2012 A Good Year for Great Lakes Piping Plovers

By Vince Cavalieri
Great Lakes Piping Plover Coordinator
East Lansing, Michigan

In 2012, endangered piping plovers in the Great Lakes experienced the third highest number of chicks fledged since the recovery program began.  A total of 58 nesting pairs established 64 nests; from these nests, 193 chicks hatched and 121 chicks fledged in the wild.  The year also marked the second highest ratio of chicks fledged per pair ever recorded for the program. 

Locations with especially high fledge rates included Whitefish Point which fledged 11 out of 12 chicks; Tawas Point State Park, which  fledged eight out of eight chicks; Grand Marais, with seven out of 10 chicks; and Sleeping Bear Dunes, which once more led the way with 45 chicks fledged. 

Approximately 15 plover monitors were hired through various partner groups to monitor plovers at different locations throughout Michigan.  Additionally, dozens of volunteers spent time assisting with different monitoring efforts.  Where possible, protective exclosures are built around all the piping plover nests in the Great Lakes, and the nests are regularly monitored to protect them from disturbance and predators. 

A research team from the University of Minnesota travels among all of our piping plover sites to band the chicks and adults.  They also help locate and monitor nests, help at the captive rearing facility and conduct research on the piping plover population.

Piping Plover (U.S. Fish and Wildlife Service photo)
Piping Plover (U.S. Fish and Wildlife Service photo)

Some highlights for the year include:
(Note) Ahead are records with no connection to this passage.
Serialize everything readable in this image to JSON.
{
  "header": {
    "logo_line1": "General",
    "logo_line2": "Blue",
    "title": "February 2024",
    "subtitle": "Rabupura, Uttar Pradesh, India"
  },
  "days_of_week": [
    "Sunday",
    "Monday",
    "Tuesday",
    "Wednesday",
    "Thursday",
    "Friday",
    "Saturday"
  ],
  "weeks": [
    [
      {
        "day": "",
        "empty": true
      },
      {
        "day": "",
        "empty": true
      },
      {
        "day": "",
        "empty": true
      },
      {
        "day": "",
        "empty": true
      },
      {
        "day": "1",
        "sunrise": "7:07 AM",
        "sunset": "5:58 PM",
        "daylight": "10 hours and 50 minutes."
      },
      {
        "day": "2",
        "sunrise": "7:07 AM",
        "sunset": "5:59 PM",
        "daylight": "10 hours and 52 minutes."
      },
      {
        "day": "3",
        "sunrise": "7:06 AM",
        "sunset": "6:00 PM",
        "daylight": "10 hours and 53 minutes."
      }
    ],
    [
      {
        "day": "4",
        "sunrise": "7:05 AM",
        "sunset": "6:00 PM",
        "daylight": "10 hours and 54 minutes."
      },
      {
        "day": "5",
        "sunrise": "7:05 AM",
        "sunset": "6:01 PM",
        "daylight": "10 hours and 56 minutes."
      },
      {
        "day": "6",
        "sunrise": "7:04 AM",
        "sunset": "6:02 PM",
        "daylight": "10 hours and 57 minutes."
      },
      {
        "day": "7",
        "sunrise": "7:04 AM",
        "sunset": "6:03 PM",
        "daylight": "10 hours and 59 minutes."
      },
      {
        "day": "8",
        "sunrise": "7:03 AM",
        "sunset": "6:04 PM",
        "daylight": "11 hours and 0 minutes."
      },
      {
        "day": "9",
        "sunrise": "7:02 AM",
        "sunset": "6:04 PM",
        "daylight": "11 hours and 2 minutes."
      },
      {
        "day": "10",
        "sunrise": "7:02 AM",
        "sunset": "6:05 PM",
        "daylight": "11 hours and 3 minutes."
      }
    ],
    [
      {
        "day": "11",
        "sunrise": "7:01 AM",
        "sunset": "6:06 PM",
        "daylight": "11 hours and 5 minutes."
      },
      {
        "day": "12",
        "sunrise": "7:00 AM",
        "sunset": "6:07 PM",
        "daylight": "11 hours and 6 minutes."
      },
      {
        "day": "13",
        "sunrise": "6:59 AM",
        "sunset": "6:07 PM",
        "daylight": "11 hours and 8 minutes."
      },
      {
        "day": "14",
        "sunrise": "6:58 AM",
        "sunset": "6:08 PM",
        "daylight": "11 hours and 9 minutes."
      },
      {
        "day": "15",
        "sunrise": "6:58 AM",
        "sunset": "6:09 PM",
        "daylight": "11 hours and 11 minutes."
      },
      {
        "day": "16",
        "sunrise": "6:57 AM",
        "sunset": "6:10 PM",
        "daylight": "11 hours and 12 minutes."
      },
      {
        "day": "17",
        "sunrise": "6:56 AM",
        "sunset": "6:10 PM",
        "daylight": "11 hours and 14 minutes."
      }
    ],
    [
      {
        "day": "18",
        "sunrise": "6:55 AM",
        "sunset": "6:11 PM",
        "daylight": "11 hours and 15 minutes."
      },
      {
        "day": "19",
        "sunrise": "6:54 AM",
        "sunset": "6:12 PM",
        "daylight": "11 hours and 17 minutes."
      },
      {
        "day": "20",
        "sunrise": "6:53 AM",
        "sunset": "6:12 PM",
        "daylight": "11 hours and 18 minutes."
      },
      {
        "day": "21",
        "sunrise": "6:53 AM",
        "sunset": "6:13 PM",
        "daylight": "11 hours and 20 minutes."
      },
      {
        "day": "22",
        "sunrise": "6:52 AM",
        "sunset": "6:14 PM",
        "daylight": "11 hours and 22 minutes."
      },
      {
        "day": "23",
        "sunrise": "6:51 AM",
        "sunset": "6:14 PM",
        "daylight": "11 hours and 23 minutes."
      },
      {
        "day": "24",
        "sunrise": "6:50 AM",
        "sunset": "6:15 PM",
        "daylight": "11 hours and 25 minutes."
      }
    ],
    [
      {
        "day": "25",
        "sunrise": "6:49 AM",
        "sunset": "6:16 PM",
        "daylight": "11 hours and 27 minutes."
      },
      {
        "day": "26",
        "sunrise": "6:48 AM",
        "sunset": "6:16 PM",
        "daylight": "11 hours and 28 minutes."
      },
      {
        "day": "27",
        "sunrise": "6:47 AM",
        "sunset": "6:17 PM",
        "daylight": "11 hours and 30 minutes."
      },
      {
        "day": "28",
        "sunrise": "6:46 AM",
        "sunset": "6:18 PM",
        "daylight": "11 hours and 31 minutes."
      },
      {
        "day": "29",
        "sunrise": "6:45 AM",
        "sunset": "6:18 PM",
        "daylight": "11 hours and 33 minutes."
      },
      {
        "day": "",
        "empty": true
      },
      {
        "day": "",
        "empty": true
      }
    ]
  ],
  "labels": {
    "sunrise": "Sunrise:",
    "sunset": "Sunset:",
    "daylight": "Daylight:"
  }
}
  • Sleeping Bear Dunes has, by far, the largest concentration of breeding Great Lakes Piping Plovers.  In 2012, 22 pairs nested at the park, roughly 38 percent of the entire Great Lakes population.  With the help of Great Lakes Restoration Initiative dollars, Sleeping Bear Dunes National Lakeshore was able to dedicate up to five staff, whose duties included piping plover monitoring during the 2012 breeding season, plus time for Law Enforcement to help with the effort.  A nest on the Lakeshore’s South Manitou Island was the first recorded there since recovery efforts began.
  • Although plovers have attempted to nest at Tawas Point several times in recent years, there has not been a successful nest at the park since the Great Lakes Piping Plover recovery program began.  That changed in 2012 as two different pairs of Great Lakes piping plovers nested at Tawas Point State Park and fledged an excellent eight chicks out of eight eggs laid.
  • Port Inland had two piping plover pairs in 2012 that initiated two nests; two chicks fledged, both from the same nest.  Interestingly, the male from that nest was a plover from the Great Plains in Manitoba. We believe this is the first time a plover from one of the other two populations bred successfully in the Great Lakes.
  • The Captive Rearing Facility, located at the University of Michigan Biological Station, near Pellston, Michigan, once again took in eggs and chicks that were abandoned due to weather, predation or some other factor.  Dozens of volunteer zoo keepers from zoos across the country, including Disney’s Animal Kingdom, The National Zoo, The Detroit Zoo and many others help incubate eggs and raise chicks that were then released into the wild, at the end of the season, with other wild piping plovers.



Last updated: January 9, 2013